Think twice before creating an UTMA account. Custodial investment accounts permitted under the Uniform Transfers to Minors Act (UTMA) allow families to gift assets to a child without having to set up a trust. In addition to that convenience, an UTMA can offer a distinct tax advantage to parents. While such perks are nice in the present, the bigger question is what will happen to those assets down the road.
What potential benefits do UTMA accounts offer to families? Assets in an UTMA account (or UGMA account, the earlier version still used in a few states) are owned by the child, not the parents. As a result, UTMA investment income is generally taxed at the child’s tax rate instead of the parents’ tax rate. That can mean big savings – unless the “kiddie tax” strikes.

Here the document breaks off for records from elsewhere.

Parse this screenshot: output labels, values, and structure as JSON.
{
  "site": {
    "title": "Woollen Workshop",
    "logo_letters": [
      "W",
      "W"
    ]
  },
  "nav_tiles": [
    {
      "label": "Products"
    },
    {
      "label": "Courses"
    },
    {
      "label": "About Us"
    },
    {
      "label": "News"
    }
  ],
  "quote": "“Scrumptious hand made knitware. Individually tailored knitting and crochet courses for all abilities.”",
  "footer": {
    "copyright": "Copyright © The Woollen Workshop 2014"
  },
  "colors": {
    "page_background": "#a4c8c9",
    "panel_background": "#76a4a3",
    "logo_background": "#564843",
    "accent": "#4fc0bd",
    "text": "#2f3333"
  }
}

In 2013, the first $1,000 earned by an UTMA account is tax-free, providing that child has no other income and is younger than 19 (or younger than 24 and a full-time student whose unearned income does not provide 50% of his/her support). The next $1,000 of investment income from the UTMA is taxed at the child’s tax rate. The kiddie tax kicks in at the $2,000 threshold: account earnings above $2,000 are taxed at the parents’ top marginal tax rate and become part of the parents’ taxable income. (One asterisk: all income will be reported on the child’s tax return if he or she is age 19 and not a student, or age 24 regardless of student status.) Practically speaking, wealthy families can potentially see tax savings via an UTMA account by shifting ownership of some fixed-income securities in a portfolio to a child. As capital gains and dividends aren’t taxed as ordinary income, there is a little less merit in passing such investment income off to a minor.

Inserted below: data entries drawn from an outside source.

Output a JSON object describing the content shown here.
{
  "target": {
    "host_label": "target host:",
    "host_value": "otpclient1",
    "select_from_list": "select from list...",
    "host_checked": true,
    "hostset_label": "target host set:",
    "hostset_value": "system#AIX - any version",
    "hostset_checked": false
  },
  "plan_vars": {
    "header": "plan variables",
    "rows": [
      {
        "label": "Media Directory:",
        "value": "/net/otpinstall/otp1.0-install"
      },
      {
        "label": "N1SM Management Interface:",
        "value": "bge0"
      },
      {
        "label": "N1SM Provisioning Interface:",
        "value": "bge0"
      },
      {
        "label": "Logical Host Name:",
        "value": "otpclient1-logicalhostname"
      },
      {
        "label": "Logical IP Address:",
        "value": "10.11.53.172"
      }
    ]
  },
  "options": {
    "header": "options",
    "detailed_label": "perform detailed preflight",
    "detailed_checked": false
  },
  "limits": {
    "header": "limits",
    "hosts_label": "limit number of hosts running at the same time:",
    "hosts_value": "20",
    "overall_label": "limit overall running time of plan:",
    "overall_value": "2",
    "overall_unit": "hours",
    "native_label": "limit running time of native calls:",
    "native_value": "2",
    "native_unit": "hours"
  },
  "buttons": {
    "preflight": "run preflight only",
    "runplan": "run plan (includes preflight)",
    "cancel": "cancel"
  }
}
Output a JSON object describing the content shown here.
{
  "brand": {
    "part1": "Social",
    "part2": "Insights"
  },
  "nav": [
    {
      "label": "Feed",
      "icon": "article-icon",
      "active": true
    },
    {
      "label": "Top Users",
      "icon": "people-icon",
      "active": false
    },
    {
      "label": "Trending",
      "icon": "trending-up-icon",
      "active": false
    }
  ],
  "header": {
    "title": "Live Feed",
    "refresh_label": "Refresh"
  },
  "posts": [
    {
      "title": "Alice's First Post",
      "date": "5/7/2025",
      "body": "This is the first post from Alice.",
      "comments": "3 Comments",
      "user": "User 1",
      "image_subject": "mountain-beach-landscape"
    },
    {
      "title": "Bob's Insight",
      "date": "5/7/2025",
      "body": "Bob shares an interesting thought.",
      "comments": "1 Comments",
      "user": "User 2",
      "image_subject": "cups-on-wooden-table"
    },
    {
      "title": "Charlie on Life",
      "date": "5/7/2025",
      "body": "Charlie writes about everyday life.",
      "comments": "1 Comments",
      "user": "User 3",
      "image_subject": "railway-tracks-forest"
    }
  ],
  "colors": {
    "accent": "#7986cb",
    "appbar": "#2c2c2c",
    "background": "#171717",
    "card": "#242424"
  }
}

College keeps growing more expensive, and certain families are just too wealthy to be eligible for financial aid. Some parents create UTMA accounts in response to this dilemma.

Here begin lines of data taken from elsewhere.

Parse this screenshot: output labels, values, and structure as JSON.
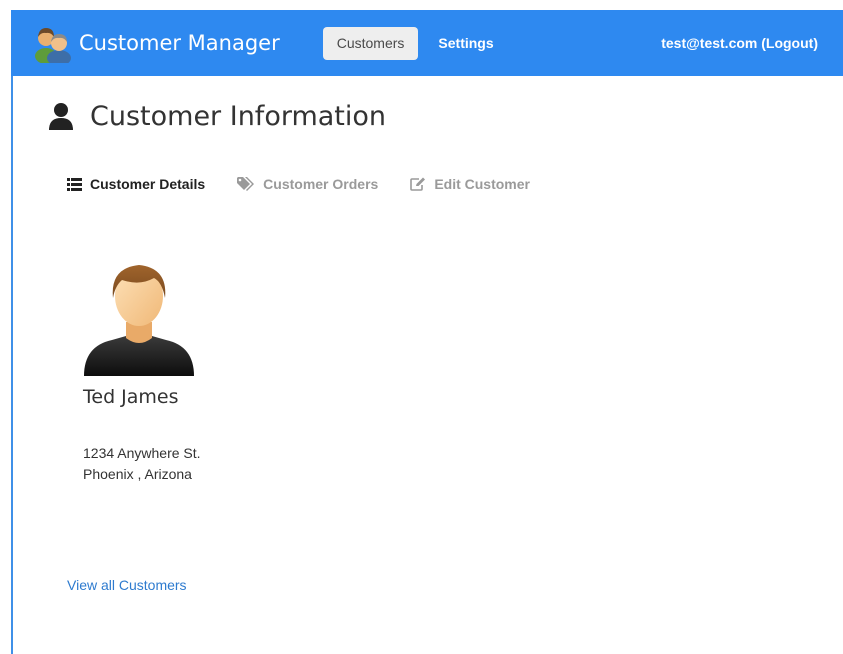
{
  "navbar": {
    "brand_name": "Customer Manager",
    "brand_logo_icon": "users-group-icon",
    "tabs": [
      {
        "label": "Customers",
        "active": true
      },
      {
        "label": "Settings",
        "active": false
      }
    ],
    "user_text": "test@test.com (Logout)",
    "background_color": "#2e89f0"
  },
  "header": {
    "icon": "person-icon",
    "title": "Customer Information"
  },
  "sub_tabs": [
    {
      "label": "Customer Details",
      "icon": "list-icon",
      "active": true
    },
    {
      "label": "Customer Orders",
      "icon": "tags-icon",
      "active": false
    },
    {
      "label": "Edit Customer",
      "icon": "edit-icon",
      "active": false
    }
  ],
  "customer": {
    "avatar_icon": "male-avatar-icon",
    "name": "Ted James",
    "address_line1": "1234 Anywhere St.",
    "address_line2": "Phoenix , Arizona"
  },
  "footer": {
    "view_all_label": "View all Customers",
    "link_color": "#2e7bcf"
  }
}
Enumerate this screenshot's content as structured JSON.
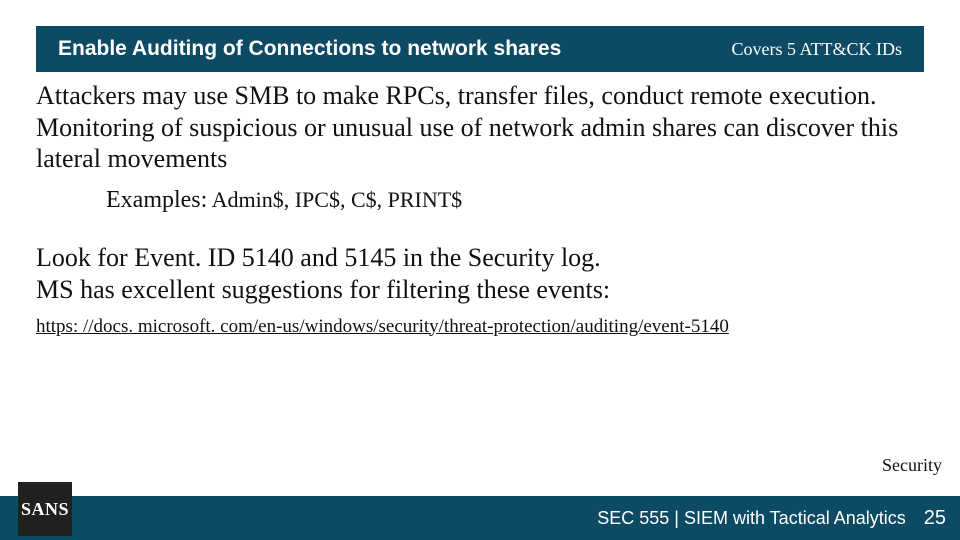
{
  "header": {
    "title": "Enable Auditing of Connections to network shares",
    "badge": "Covers 5 ATT&CK IDs"
  },
  "body": {
    "para1": "Attackers may use SMB to make RPCs, transfer files, conduct remote execution.  Monitoring of suspicious or unusual use of network admin shares can discover this lateral movements",
    "examples_label": "Examples:",
    "examples_items": " Admin$, IPC$, C$, PRINT$",
    "para2a": "Look for Event. ID 5140 and 5145 in the Security log.",
    "para2b": "MS has excellent suggestions for filtering these events:",
    "link": "https: //docs. microsoft. com/en-us/windows/security/threat-protection/auditing/event-5140"
  },
  "security_tag": "Security",
  "footer": {
    "course": "SEC 555 | SIEM with Tactical Analytics",
    "page": "25"
  },
  "logo": {
    "text": "SANS"
  }
}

What are the potential drawbacks of UTMA accounts? First of all, the gifts and transfers you make to the minor via the account are irrevocable. The adult custodian only has control over those assets until the minor turns 18 (though UTMA custodianships can last up to age 21 or age 25 in some states).
Once the UTMA custodianship ends, the young adult now in control of the assets can use those assets for any purpose. Anything. What was once seen as a college savings fund may potentially “go to waste” on trivial pursuits.4
Many affluent families assume that their children can’t qualify for college loans, and that their kids are out of the running for need-based scholarships and grants. This often proves inaccurate. So if you aren’t yet a multimillionaire, there may not be much reason to have an UTMA account as a college savings fund – it may reduce your student’s eligibility for aid. College financial aid formulas usually demand that students contribute more of their total assets to college costs each academic year (in the neighborhood of 20-25%, sometimes as much as 35%). Parents are typically asked to contribute a much lower percentage of their total assets per year. While there may be a silver lining in proceeding through college with less financial aid (i.e., lower student loan debt for the future), it still amounts to “good debt”.
There are two factors that lead many families away from UTMA accounts toward 529 plans. In a 529 plan, the account holder controls the assets – no control is ceded to the minor. In addition, withdrawals from a 529 plan are tax-free as long as they are used for qualified educational expenses, while withdrawals from an UTMA are taxed above $1,000. A 529 plan allows invested assets to grow with tax deferral as well.
UTMA accounts are hardly the only option. If you want to make a gift to a child or help a child save for college, in the end you may determine that a trust, a 529 plan, a Coverdell ESA or a Roth IRA represents a more appropriate choice.